Yay…Go Team!


Is it or isn’t it dancing…that is the question? Cheerleading in general can range from yelling to intense physical activity. Let’s examine what “cheerleading” is. Routines usually range from one to three minutes, which may contain tumbling, dancing, jumping, cheers and various acrobatic stunts.

Photo by Alex Havasi

Cheerleading originated in the United States and remains predominately American. There is an estimated 1.5 million participants in all-star cheerleading. The presentation of cheerleading as a sport to a global audience was led by the 1997 start of broadcasts of cheerleading competition by ESPN International and the worldwide release of the 2000 film Bring It On. Due in part to this recent exposure, there are now an estimated 100,000 participants scattered around the rest of the world in countries like Australia, Canada, China, Columbia,

Photo by Alex Havasi

Cheerleading roots began in the 18th century. It actually started as a rebellious movement.
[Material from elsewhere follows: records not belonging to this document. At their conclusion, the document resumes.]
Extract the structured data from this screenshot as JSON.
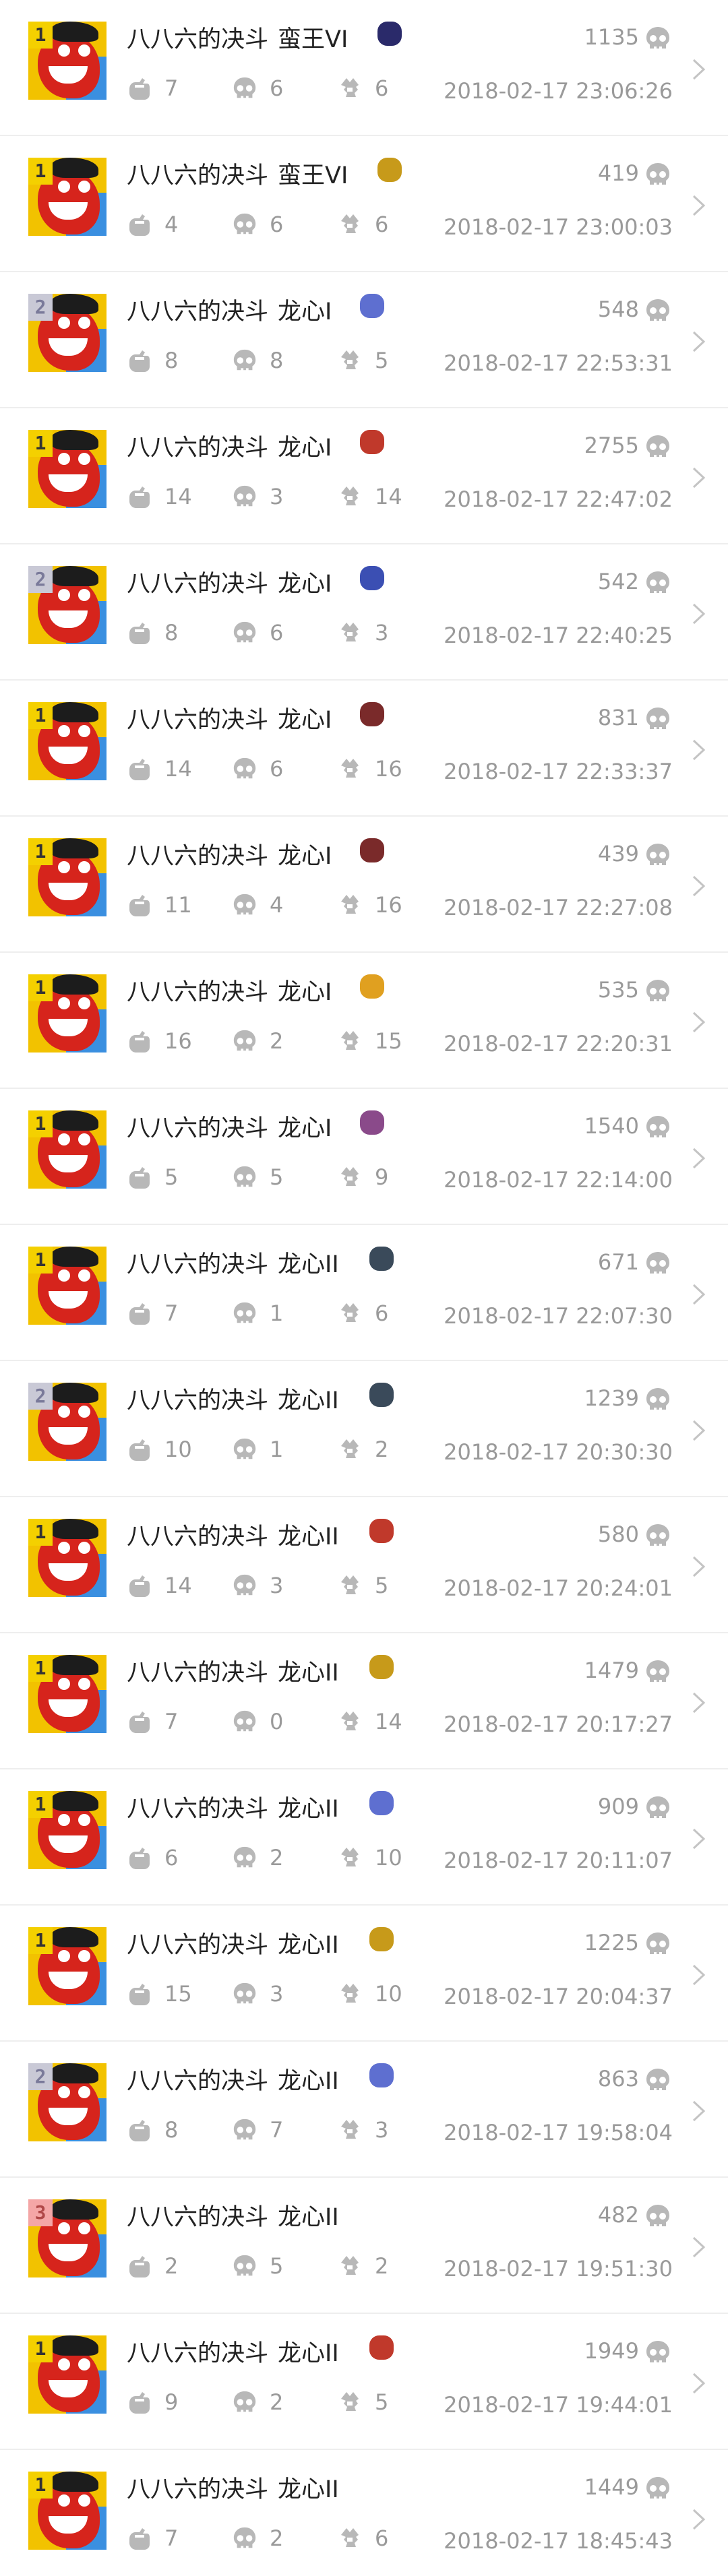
{
  "colors": {
    "text": "#222222",
    "muted": "#9a9a9a",
    "divider": "#eeeeee",
    "icon": "#b8b8b8"
  },
  "icons": {
    "skull": "skull-icon",
    "kills": "sword-hand-icon",
    "deaths": "skull-icon",
    "assists": "paw-icon",
    "chevron": "chevron-right-icon"
  },
  "matches": [
    {
      "rank": "1",
      "mode": "八八六的决斗",
      "tier": "蛮王VI",
      "hero_color": "#2a2a6a",
      "score": "1135",
      "kills": "7",
      "deaths": "6",
      "assists": "6",
      "time": "2018-02-17 23:06:26"
    },
    {
      "rank": "1",
      "mode": "八八六的决斗",
      "tier": "蛮王VI",
      "hero_color": "#c79a1a",
      "score": "419",
      "kills": "4",
      "deaths": "6",
      "assists": "6",
      "time": "2018-02-17 23:00:03"
    },
    {
      "rank": "2",
      "mode": "八八六的决斗",
      "tier": "龙心I",
      "hero_color": "#5e6fd0",
      "score": "548",
      "kills": "8",
      "deaths": "8",
      "assists": "5",
      "time": "2018-02-17 22:53:31"
    },
    {
      "rank": "1",
      "mode": "八八六的决斗",
      "tier": "龙心I",
      "hero_color": "#c0392b",
      "score": "2755",
      "kills": "14",
      "deaths": "3",
      "assists": "14",
      "time": "2018-02-17 22:47:02"
    },
    {
      "rank": "2",
      "mode": "八八六的决斗",
      "tier": "龙心I",
      "hero_color": "#3b4fb3",
      "score": "542",
      "kills": "8",
      "deaths": "6",
      "assists": "3",
      "time": "2018-02-17 22:40:25"
    },
    {
      "rank": "1",
      "mode": "八八六的决斗",
      "tier": "龙心I",
      "hero_color": "#7a2a2a",
      "score": "831",
      "kills": "14",
      "deaths": "6",
      "assists": "16",
      "time": "2018-02-17 22:33:37"
    },
    {
      "rank": "1",
      "mode": "八八六的决斗",
      "tier": "龙心I",
      "hero_color": "#7a2a2a",
      "score": "439",
      "kills": "11",
      "deaths": "4",
      "assists": "16",
      "time": "2018-02-17 22:27:08"
    },
    {
      "rank": "1",
      "mode": "八八六的决斗",
      "tier": "龙心I",
      "hero_color": "#e0a020",
      "score": "535",
      "kills": "16",
      "deaths": "2",
      "assists": "15",
      "time": "2018-02-17 22:20:31"
    },
    {
      "rank": "1",
      "mode": "八八六的决斗",
      "tier": "龙心I",
      "hero_color": "#8a4a8a",
      "score": "1540",
      "kills": "5",
      "deaths": "5",
      "assists": "9",
      "time": "2018-02-17 22:14:00"
    },
    {
      "rank": "1",
      "mode": "八八六的决斗",
      "tier": "龙心II",
      "hero_color": "#3a4a5a",
      "score": "671",
      "kills": "7",
      "deaths": "1",
      "assists": "6",
      "time": "2018-02-17 22:07:30"
    },
    {
      "rank": "2",
      "mode": "八八六的决斗",
      "tier": "龙心II",
      "hero_color": "#3a4a5a",
      "score": "1239",
      "kills": "10",
      "deaths": "1",
      "assists": "2",
      "time": "2018-02-17 20:30:30"
    },
    {
      "rank": "1",
      "mode": "八八六的决斗",
      "tier": "龙心II",
      "hero_color": "#c0392b",
      "score": "580",
      "kills": "14",
      "deaths": "3",
      "assists": "5",
      "time": "2018-02-17 20:24:01"
    },
    {
      "rank": "1",
      "mode": "八八六的决斗",
      "tier": "龙心II",
      "hero_color": "#c79a1a",
      "score": "1479",
      "kills": "7",
      "deaths": "0",
      "assists": "14",
      "time": "2018-02-17 20:17:27"
    },
    {
      "rank": "1",
      "mode": "八八六的决斗",
      "tier": "龙心II",
      "hero_color": "#5e6fd0",
      "score": "909",
      "kills": "6",
      "deaths": "2",
      "assists": "10",
      "time": "2018-02-17 20:11:07"
    },
    {
      "rank": "1",
      "mode": "八八六的决斗",
      "tier": "龙心II",
      "hero_color": "#c79a1a",
      "score": "1225",
      "kills": "15",
      "deaths": "3",
      "assists": "10",
      "time": "2018-02-17 20:04:37"
    },
    {
      "rank": "2",
      "mode": "八八六的决斗",
      "tier": "龙心II",
      "hero_color": "#5e6fd0",
      "score": "863",
      "kills": "8",
      "deaths": "7",
      "assists": "3",
      "time": "2018-02-17 19:58:04"
    },
    {
      "rank": "3",
      "mode": "八八六的决斗",
      "tier": "龙心II",
      "hero_color": "",
      "score": "482",
      "kills": "2",
      "deaths": "5",
      "assists": "2",
      "time": "2018-02-17 19:51:30"
    },
    {
      "rank": "1",
      "mode": "八八六的决斗",
      "tier": "龙心II",
      "hero_color": "#c0392b",
      "score": "1949",
      "kills": "9",
      "deaths": "2",
      "assists": "5",
      "time": "2018-02-17 19:44:01"
    },
    {
      "rank": "1",
      "mode": "八八六的决斗",
      "tier": "龙心II",
      "hero_color": "",
      "score": "1449",
      "kills": "7",
      "deaths": "2",
      "assists": "6",
      "time": "2018-02-17 18:45:43"
    }
  ]
}
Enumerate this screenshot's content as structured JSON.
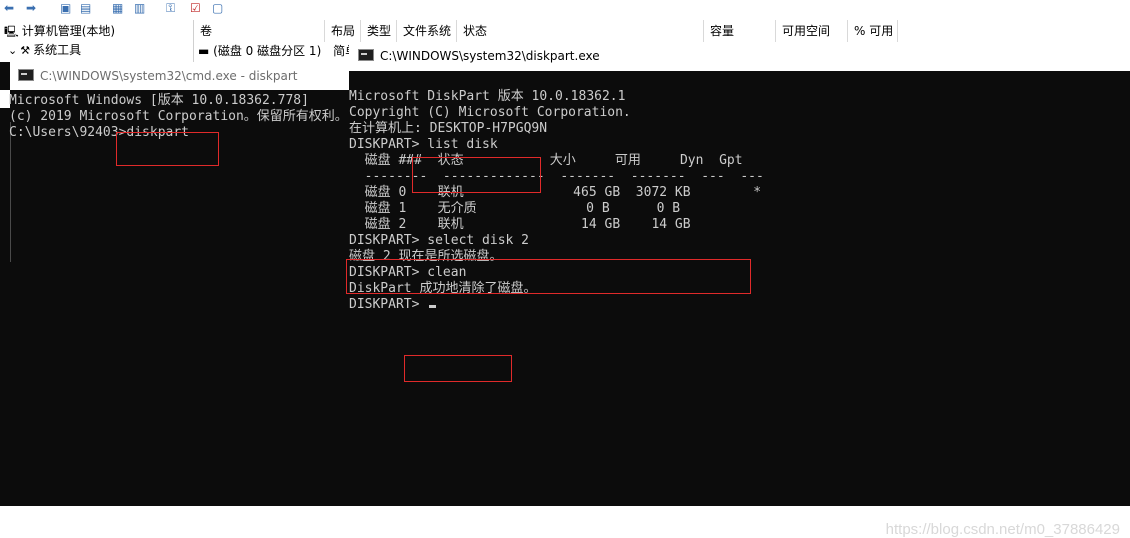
{
  "mmc": {
    "tree": [
      {
        "label": "计算机管理(本地)"
      },
      {
        "label": "系统工具"
      }
    ],
    "volume_columns": [
      "卷",
      "布局",
      "类型",
      "文件系统",
      "状态",
      "容量",
      "可用空间",
      "% 可用"
    ],
    "volume_row": "(磁盘 0 磁盘分区 1)",
    "volume_row_layout": "简单"
  },
  "cmd_window": {
    "title": "C:\\WINDOWS\\system32\\cmd.exe - diskpart",
    "lines": [
      "Microsoft Windows [版本 10.0.18362.778]",
      "(c) 2019 Microsoft Corporation。保留所有权利。",
      "",
      "C:\\Users\\92403>diskpart"
    ]
  },
  "diskpart_window": {
    "title": "C:\\WINDOWS\\system32\\diskpart.exe",
    "lines": [
      "Microsoft DiskPart 版本 10.0.18362.1",
      "",
      "Copyright (C) Microsoft Corporation.",
      "在计算机上: DESKTOP-H7PGQ9N",
      "",
      "DISKPART> list disk",
      "",
      "  磁盘 ###  状态           大小     可用     Dyn  Gpt",
      "  --------  -------------  -------  -------  ---  ---",
      "  磁盘 0    联机              465 GB  3072 KB        *",
      "  磁盘 1    无介质              0 B      0 B",
      "  磁盘 2    联机               14 GB    14 GB",
      "",
      "DISKPART> select disk 2",
      "",
      "磁盘 2 现在是所选磁盘。",
      "",
      "DISKPART> clean",
      "",
      "DiskPart 成功地清除了磁盘。",
      "",
      "DISKPART> "
    ]
  },
  "watermark": "https://blog.csdn.net/m0_37886429"
}
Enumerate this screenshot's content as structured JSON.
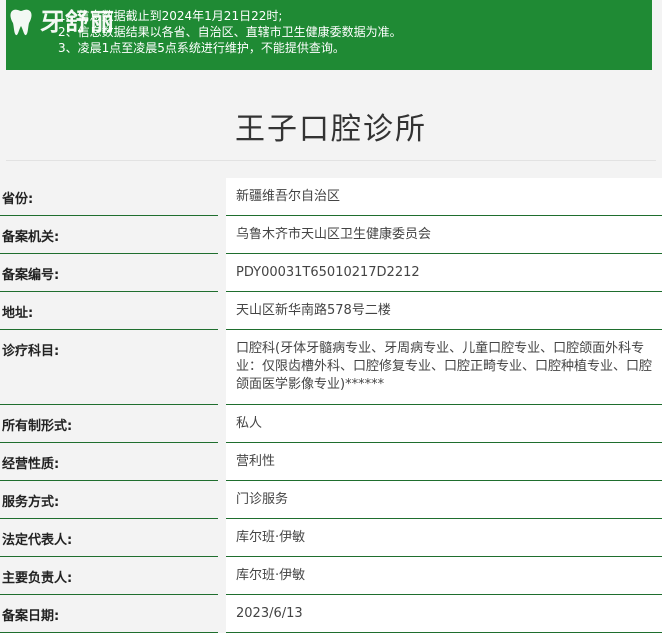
{
  "logo": {
    "text": "牙舒丽"
  },
  "notice": {
    "lines": [
      "1、信息数据截止到2024年1月21日22时;",
      "2、信息数据结果以各省、自治区、直辖市卫生健康委数据为准。",
      "3、凌晨1点至凌晨5点系统进行维护，不能提供查询。"
    ]
  },
  "clinic": {
    "name": "王子口腔诊所"
  },
  "fields": [
    {
      "label": "省份:",
      "value": "新疆维吾尔自治区"
    },
    {
      "label": "备案机关:",
      "value": "乌鲁木齐市天山区卫生健康委员会"
    },
    {
      "label": "备案编号:",
      "value": "PDY00031T65010217D2212"
    },
    {
      "label": "地址:",
      "value": "天山区新华南路578号二楼"
    },
    {
      "label": "诊疗科目:",
      "value": "口腔科(牙体牙髓病专业、牙周病专业、儿童口腔专业、口腔颌面外科专业：仅限齿槽外科、口腔修复专业、口腔正畸专业、口腔种植专业、口腔颌面医学影像专业)******"
    },
    {
      "label": "所有制形式:",
      "value": "私人"
    },
    {
      "label": "经营性质:",
      "value": "营利性"
    },
    {
      "label": "服务方式:",
      "value": "门诊服务"
    },
    {
      "label": "法定代表人:",
      "value": "库尔班·伊敏"
    },
    {
      "label": "主要负责人:",
      "value": "库尔班·伊敏"
    },
    {
      "label": "备案日期:",
      "value": "2023/6/13"
    }
  ],
  "colors": {
    "notice_bg": "#1f8a34",
    "row_border": "#1f6e2e"
  }
}
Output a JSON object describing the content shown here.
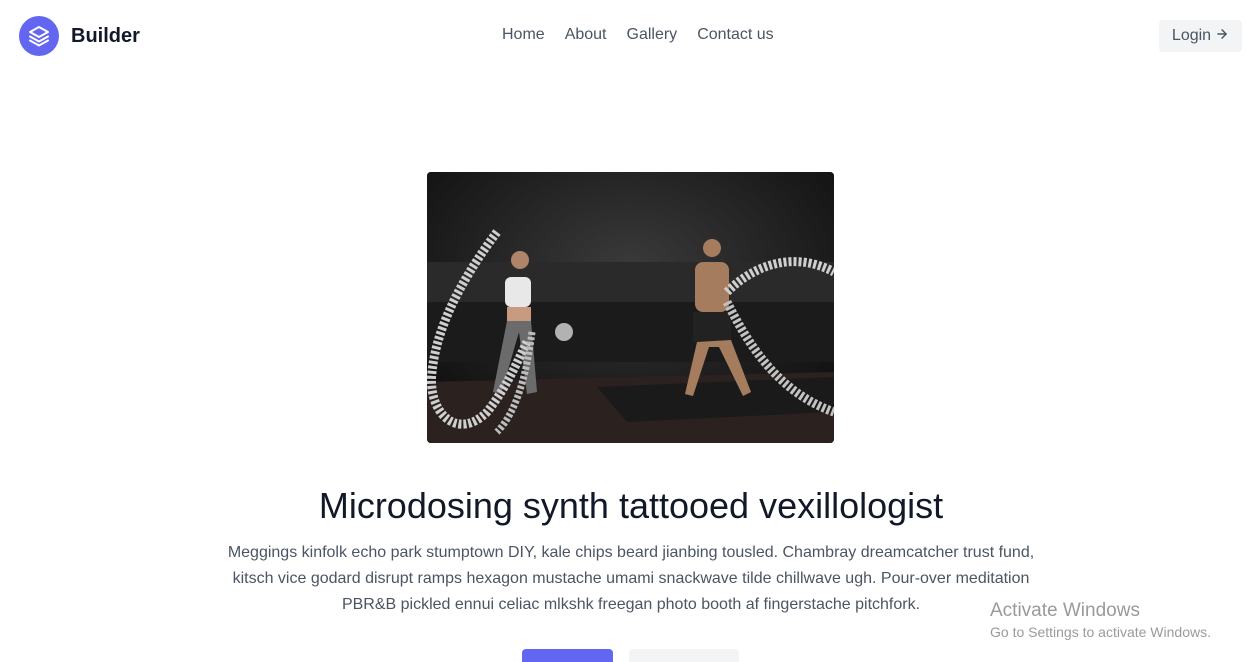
{
  "brand": {
    "name": "Builder",
    "logo_icon": "stack-layers-icon"
  },
  "nav": {
    "items": [
      {
        "label": "Home"
      },
      {
        "label": "About"
      },
      {
        "label": "Gallery"
      },
      {
        "label": "Contact us"
      }
    ]
  },
  "header": {
    "login_label": "Login",
    "login_icon": "arrow-right-icon"
  },
  "hero": {
    "image_subject": "two people training with battle ropes in a dark gym",
    "title": "Microdosing synth tattooed vexillologist",
    "paragraph_lines": [
      "Meggings kinfolk echo park stumptown DIY, kale chips beard jianbing tousled. Chambray dreamcatcher trust fund,",
      "kitsch vice godard disrupt ramps hexagon mustache umami snackwave tilde chillwave ugh. Pour-over meditation",
      "PBR&B pickled ennui celiac mlkshk freegan photo booth af fingerstache pitchfork."
    ],
    "primary_button_label": "",
    "secondary_button_label": ""
  },
  "watermark": {
    "title": "Activate Windows",
    "subtitle": "Go to Settings to activate Windows."
  },
  "colors": {
    "accent": "#6366f1",
    "heading": "#111827",
    "text": "#4b5563",
    "muted_bg": "#f3f4f6"
  }
}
After the American Revolutionary War, students experienced harsh treatment from teachers. In response to the faculty’s abuse, college students acted out. The undergraduates began to riot, burn down buildings located on their college campuses, and assault faculty members. As time went on, in more calmer ways, students invented and organized their own extracurricular activities outside their professors’ control. This was the beginning of sports and cheerleading on college campuses.

Photo by Alex Havasi

On November 6, 1869, the United States participated in its first intercollegiate football game. It took place between Princeton and Rutgers University, and marked the day the original “Sis Boom Rah!” was shouted out by student fans. Would you believe that cheerleading started out an all-male activity. It started as early as 1877 by Princeton University. Female participation started in 1923 at the University of Minnesota. Actually, women didn’t start to become cheerleaders until the 1940s. It almost exclusively became known as a feminine activity. Now you can find female cheerleaders ranging from grade school level all the way up the “school chain” to collegiate level.

Photo by Alex Havasi

Now, back to the question at hand, is cheerleading considered dance? Well, let’s put all the pieces of cheerleading together and finally answer that question. There are difficult stunt sequences, gymnastics, i.e. pyramids and tumbling passes, a cheerleader must master. Not to mention, you must have rhythm, have to be coordinated and athletic. Then you must work well with your teammates. There is now even competitive cheerleading. Competitive cheerleading is scored subjectively based on many things, including, but not limited to the cheer itself, the dance section, and how good your pyramid, stunting, tumbling is and looks to the audience.

Photo by Alex Havasi

My vote, is a BIG, FAT “YES” and then some!! Cheerleading is an art in and of itself. Big props to you out there who have been one…maybe you are a ballroom/dancesport dancer because you were a cheerleader in school and it inspired you to go further with your dance endeavors. And as a side note, yours truly, a cheerleader in middle school – loved it!!

Photo by Alex Havasi

As an added treat, please enjoy these up close and personal cheerleader photos taken at the Arnold’s Sports Festival held in Columbus, Ohio in early March. These photos were taken by our co-founder, Alex Havasi. Also, a big thank you to Marilyn Fordney for thinking that cheerleading would make a good blog. She was right!

Yay, team,

Thought Of The Week:

Don’t ask yourself what the world needs. Ask yourself what makes you come alive and then go do that. Because what the world needs is people who have come alive. – Howard Thurman



Shane Meuwissen is the Media Specialist for Fordney Foundation.  He is a former dance instructor who know works with his company Slow Motion Dance Videos capture the beauty of dancing. If you would like to learn more about Shane and his video work, visit his website https://slowmotiondancevideos.com/